Startup Soapbox: Like you I’m sure, I have heard a lot of pitches lately for app-based businesses that would require really large scale to be effective. They would only have value if users adopted en masse. Sportaneous was initially like this. What would you say to those out there trying to build businesses that will depend on scale to really work?
Omar Haroun: You know, one thing I learned from both [Sportaneous] apps was to not worry about scaling at the beginning. Whatever you’re launching, whether it’s consumer facing or B2B, the focus should be on customer experience. For a consumer business, the first goal should be 10 customers that have actually had a good experience with your product. That is so incredibly hard to do, to get people to independently come back and want to use [your product] again. I think people overlook how hard that is. Big-picture, business-minded people especially are thinking from day one, “how do I scale this?” But if your product is not awesome and it’s not at a state where people want to come back and use it again, you shouldn’t be thinking about scaling.
SS: So how do you design an awesome product that people will want to use?
OH: There is a human-centered design approach that IDEO, and places like it, have really popularized. And the reason that IDEO is so successful is because it works. There is a whole methodology out there on design research—which is distinctive from market research—that a lot of people don’t pay attention to.
When you design in a human-centered way, you take product development out of the vacuum; the development of the product goes hand-in-hand with how people are reacting to it. There are certain techniques: not asking very specific questions, not giving closed questions. Everyone wants to say, “What do you think of this? Would you use this?” And almost everyone says “yes”, when the real answer is probably “no”. I think the key is to say something along the lines of, “What does this look like to you?” Then watch. If it’s an app, that means sitting over their shoulder and literally seeing what they are clicking on and what they are confused about. All those things are going to be so important. [With Sportaneous], I think we would have benefited a ton and saved a lot of time, and ultimately money, if we had from day one, literally shown the app to the same people that we were building it for.
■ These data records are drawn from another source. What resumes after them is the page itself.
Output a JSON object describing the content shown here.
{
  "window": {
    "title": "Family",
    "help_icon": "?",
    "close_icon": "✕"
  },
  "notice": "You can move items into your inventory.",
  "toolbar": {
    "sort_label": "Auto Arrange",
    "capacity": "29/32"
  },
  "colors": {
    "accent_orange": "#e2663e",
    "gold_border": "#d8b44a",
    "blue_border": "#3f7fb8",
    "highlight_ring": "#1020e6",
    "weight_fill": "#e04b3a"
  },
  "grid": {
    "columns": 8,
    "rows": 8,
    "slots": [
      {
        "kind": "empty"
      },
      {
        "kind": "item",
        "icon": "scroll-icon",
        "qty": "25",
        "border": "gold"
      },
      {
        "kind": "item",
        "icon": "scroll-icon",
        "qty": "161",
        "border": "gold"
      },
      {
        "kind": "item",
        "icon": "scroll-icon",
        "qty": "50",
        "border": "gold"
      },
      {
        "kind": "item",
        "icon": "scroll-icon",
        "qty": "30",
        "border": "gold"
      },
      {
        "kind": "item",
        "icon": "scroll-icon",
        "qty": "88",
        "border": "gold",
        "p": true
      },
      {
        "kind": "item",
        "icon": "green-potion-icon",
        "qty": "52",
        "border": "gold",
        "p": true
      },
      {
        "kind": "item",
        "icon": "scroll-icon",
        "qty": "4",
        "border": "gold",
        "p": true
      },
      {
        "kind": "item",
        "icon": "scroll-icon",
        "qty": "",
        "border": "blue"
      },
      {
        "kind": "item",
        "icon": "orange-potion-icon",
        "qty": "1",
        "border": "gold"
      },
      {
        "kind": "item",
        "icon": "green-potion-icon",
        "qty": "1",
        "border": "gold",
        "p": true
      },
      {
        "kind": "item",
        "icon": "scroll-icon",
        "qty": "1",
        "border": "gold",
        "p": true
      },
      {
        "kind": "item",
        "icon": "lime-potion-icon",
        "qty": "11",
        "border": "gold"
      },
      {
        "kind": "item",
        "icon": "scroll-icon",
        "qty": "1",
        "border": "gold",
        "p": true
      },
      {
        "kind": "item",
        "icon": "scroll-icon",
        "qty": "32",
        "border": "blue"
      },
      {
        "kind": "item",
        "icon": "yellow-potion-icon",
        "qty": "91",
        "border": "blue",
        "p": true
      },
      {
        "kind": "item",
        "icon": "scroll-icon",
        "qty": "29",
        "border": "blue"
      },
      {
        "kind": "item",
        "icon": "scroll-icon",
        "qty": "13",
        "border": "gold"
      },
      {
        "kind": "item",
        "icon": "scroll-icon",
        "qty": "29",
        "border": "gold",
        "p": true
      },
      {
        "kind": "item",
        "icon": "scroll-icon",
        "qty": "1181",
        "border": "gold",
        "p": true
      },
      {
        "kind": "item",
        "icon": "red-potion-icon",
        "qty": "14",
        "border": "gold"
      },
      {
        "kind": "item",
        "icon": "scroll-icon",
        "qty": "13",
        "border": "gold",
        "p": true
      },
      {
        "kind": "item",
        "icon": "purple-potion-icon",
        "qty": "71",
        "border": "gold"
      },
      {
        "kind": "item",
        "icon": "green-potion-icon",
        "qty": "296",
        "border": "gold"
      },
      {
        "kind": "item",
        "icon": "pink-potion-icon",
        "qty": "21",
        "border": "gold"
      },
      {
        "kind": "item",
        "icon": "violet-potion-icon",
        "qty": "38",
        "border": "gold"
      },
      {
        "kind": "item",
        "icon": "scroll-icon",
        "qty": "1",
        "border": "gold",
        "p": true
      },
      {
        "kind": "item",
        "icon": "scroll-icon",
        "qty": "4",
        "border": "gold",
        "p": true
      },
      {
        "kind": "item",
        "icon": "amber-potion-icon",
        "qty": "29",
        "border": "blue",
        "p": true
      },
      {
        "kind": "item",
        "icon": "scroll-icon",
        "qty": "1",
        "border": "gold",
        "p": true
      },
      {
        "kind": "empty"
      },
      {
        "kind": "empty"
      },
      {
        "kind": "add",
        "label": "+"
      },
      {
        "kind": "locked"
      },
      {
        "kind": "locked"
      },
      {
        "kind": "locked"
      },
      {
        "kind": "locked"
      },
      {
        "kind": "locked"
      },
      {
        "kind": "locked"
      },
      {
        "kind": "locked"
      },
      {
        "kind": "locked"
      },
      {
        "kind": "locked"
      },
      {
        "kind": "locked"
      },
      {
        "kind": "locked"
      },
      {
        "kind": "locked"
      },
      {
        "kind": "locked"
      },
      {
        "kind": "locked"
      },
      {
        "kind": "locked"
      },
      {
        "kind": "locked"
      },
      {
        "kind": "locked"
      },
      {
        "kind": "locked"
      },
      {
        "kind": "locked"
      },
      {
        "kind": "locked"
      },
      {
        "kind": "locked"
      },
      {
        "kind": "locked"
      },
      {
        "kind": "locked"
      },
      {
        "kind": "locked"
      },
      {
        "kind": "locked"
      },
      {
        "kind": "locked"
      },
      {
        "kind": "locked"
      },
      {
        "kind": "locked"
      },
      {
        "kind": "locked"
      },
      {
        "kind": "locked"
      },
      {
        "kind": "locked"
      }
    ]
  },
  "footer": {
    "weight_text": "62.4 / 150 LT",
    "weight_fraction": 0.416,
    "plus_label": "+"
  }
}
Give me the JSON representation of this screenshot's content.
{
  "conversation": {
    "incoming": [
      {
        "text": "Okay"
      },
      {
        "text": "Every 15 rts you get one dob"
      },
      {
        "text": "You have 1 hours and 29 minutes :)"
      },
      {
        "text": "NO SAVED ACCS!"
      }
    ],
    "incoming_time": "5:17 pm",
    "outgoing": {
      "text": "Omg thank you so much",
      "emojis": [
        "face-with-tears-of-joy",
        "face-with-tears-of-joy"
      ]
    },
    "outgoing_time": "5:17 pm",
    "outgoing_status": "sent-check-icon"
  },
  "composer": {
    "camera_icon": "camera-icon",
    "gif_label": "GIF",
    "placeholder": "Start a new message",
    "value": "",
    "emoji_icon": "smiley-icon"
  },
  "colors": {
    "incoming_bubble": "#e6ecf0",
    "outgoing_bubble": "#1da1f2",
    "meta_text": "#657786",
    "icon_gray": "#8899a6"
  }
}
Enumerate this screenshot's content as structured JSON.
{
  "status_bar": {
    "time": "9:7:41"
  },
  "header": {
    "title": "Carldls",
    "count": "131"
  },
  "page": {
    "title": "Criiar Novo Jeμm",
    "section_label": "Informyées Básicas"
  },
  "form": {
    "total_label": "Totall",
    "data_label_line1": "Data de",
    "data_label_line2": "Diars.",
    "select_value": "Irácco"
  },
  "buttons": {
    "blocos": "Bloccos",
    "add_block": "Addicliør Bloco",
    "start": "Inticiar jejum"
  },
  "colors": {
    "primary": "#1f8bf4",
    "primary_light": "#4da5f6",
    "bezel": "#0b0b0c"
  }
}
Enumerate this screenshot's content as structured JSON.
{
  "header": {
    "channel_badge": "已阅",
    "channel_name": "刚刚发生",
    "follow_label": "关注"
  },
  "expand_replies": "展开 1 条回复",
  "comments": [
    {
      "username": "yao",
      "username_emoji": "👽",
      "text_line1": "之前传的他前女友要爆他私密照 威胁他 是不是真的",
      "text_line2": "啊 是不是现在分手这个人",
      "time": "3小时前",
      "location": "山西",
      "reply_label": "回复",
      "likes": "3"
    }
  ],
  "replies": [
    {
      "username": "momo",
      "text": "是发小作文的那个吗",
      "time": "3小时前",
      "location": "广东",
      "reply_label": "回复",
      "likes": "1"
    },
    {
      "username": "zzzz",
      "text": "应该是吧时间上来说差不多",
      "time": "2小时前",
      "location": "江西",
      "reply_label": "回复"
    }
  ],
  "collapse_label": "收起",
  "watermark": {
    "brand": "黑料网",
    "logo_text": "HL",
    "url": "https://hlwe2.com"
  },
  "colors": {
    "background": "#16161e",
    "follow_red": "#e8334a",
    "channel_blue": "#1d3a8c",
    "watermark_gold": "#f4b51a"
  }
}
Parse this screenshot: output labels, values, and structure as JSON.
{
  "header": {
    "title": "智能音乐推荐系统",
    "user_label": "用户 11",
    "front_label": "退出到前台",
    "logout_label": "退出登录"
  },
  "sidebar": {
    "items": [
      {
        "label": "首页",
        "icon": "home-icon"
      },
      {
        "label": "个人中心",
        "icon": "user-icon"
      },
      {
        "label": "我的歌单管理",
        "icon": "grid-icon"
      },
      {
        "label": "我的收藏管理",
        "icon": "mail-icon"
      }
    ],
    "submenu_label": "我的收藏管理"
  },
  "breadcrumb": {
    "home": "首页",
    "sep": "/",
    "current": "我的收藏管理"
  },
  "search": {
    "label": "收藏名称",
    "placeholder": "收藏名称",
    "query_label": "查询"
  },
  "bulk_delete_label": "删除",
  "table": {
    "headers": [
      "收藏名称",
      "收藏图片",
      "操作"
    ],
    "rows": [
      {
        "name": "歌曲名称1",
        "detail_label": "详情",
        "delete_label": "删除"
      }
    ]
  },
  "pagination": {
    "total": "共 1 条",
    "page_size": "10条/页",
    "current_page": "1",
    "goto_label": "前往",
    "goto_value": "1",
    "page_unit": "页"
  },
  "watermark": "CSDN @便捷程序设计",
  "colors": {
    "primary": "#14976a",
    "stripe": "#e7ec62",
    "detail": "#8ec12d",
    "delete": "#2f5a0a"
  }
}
SS: Sportaneous evolved from an app for organizing pick-up sports games to a booking platform for fitness classes. Pivoting seems inevitable for most startups. What can early-stage startups do to be pivot-ready when that time comes?
OH: It’s a really good question. Because it’s just human nature; you end up getting attached to whatever your idea is and the more you invest in it, the more you want that idea to work. It’s really important from early on to be cognizant of what hypothesis you’re testing and really treat it in your mind the whole time like a science experiment. My hypothesis is that [something will work], but if it doesn’t I’m not going to be heartbroken, because it was just a test. It’s really important not to get emotionally invested in tests. It’s great to be emotionally invested in the 10,000-feet-above-the-ground mission that you have, and the industry that you want to help or change. But for your specific idea, define from early on what “success” means and test it in a very simple way.
SS: Sportaneous was acquired by Greatist this past April. Now that you’ve spent half a year inside another startup, what points of comparison can you draw? Is there anything you’ve observed here that you would say is a “best practice”?
OH: I think that [culture] is something that Greatist has done remarkably well, and something that I don’t think we paid enough attention to at Sportaneous. We have a Smiles Director [at Greatist]. Literally, her only job is to make everyone happy and plan events and put things into place in the culture—little rituals and things every day and every week that we do. That really does make a huge difference. When you are underpaying people relative to what they could get in a private sector job or out in the market at a bigger company, these little intangible things that remind us all why we are here and of the difference that we are making are super important. It’s hard to do that when you have an overworked management team and everyone is stressed out and doing too much. That is something I have really learned from Greatist – that emphasis on culture. And it’s never too early. Even if you are two people in a room you can just create traditions. I think hiring someone early on to help with that was a really smart investment.
SS: So, that’s it for the hard questions. To close, if you would, I’d like you to get on your “soapbox” and share your view on social media in the context of starting a business today.
OH: It’s almost a cliché now to say that it’s super important. And I think the way in which you’re thinking about it strategically is more important than anything. On its own, it’s very hard to get a social following unless you are providing some sort of value. The easiest way to start if you don’t yet have a product out there is content.
Social media in my mind is basically modern day word of mouth. It would have been bizarre before the Internet for a business to say, “I’m going to focus on creating word of mouth just by telling everyone I’m really good.” That would make no sense. You have to do something first to get word of mouth. Tell stories that people will want to repeat. Do something that really deserves people talking about it—give something away, for example. You have to think hard about an authentic voice and why anyone should be expected to follow you. By investing early on in blogging and creating pieces of content that people in the community that you are trying to reach actually care about, you can start to build a following.
Follow Omar on Twitter @OmarAHaroun